The CREATE VIEW statement requires the CREATE VIEW privilege for the view, and some privilege for each column selected by the SELECT statement. For columns used elsewhere in the SELECT statement, you must have the SELECT privilege. If the OR REPLACE clause is present, you must also have the DROP privilege for the view. CREATE VIEW might also require the SUPER privilege, depending on the DEFINER value, as described later in this section.
When a view is referenced, privilege checking occurs.
A view belongs to a database. By default, a new view is created in the default database. To create the view explicitly in a given database, use a fully qualified name
mysql> CREATE VIEW test.v AS SELECT * FROM t;
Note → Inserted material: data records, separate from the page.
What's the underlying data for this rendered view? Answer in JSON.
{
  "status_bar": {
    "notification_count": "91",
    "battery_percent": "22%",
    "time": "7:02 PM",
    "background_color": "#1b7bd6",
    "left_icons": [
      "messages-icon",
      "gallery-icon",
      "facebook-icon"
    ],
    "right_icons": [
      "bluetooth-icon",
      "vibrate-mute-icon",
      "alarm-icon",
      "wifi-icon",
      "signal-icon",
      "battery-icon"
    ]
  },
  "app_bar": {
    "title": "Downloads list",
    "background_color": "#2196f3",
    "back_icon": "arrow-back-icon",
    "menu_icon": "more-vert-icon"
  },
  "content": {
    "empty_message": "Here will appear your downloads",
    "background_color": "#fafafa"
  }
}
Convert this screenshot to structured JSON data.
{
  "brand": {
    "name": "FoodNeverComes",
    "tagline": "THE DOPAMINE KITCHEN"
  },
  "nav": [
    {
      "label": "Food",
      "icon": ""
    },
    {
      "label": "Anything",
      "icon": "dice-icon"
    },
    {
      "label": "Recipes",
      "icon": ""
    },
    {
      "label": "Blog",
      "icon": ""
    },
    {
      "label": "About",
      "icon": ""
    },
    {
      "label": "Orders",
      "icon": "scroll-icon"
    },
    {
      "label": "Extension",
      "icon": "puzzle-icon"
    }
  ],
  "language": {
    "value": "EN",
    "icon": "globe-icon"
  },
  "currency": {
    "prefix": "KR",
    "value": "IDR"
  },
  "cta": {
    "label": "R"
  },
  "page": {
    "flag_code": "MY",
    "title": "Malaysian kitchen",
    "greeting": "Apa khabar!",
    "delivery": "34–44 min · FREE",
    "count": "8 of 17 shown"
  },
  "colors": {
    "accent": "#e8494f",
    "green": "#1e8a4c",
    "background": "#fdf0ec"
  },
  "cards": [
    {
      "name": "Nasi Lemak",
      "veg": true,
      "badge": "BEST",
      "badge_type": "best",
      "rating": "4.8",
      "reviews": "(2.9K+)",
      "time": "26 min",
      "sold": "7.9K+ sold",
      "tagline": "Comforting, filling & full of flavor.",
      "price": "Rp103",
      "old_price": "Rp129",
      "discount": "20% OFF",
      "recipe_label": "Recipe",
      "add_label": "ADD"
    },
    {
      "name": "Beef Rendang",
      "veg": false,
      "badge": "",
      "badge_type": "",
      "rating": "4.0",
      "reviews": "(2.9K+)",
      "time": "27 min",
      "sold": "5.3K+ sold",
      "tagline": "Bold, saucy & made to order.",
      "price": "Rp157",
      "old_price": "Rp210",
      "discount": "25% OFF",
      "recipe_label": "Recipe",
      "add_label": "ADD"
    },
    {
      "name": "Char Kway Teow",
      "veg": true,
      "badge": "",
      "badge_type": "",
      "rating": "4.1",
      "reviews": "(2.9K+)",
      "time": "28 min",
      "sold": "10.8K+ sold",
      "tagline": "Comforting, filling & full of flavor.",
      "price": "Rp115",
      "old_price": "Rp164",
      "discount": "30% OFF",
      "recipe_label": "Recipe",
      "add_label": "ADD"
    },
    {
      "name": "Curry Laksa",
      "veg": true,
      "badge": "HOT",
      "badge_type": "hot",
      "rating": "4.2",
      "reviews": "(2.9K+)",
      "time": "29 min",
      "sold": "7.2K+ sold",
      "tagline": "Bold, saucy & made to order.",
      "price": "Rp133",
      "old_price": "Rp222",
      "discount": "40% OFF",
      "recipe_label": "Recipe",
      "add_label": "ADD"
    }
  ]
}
Note - Within a database, base tables and views share the same namespace, so a base table and a view cannot have the same name.
A VIEW can:
The following example defines a view that selects two columns from another table as well as an expression calculated from those columns:
mysql> CREATE TABLE t (qty INT, price INT); mysql> INSERT INTO t VALUES(3, 50); mysql> CREATE VIEW v AS SELECT qty, price, qty*price AS value FROM t; mysql> SELECT * FROM v; +------+-------+-------+ | qty | price | value | +------+-------+-------+ | 3 | 50 | 150 | +------+-------+-------+
VIEWmay or may not optimize as well as the equivalent
SELECT. It is unlikely to optimize any better.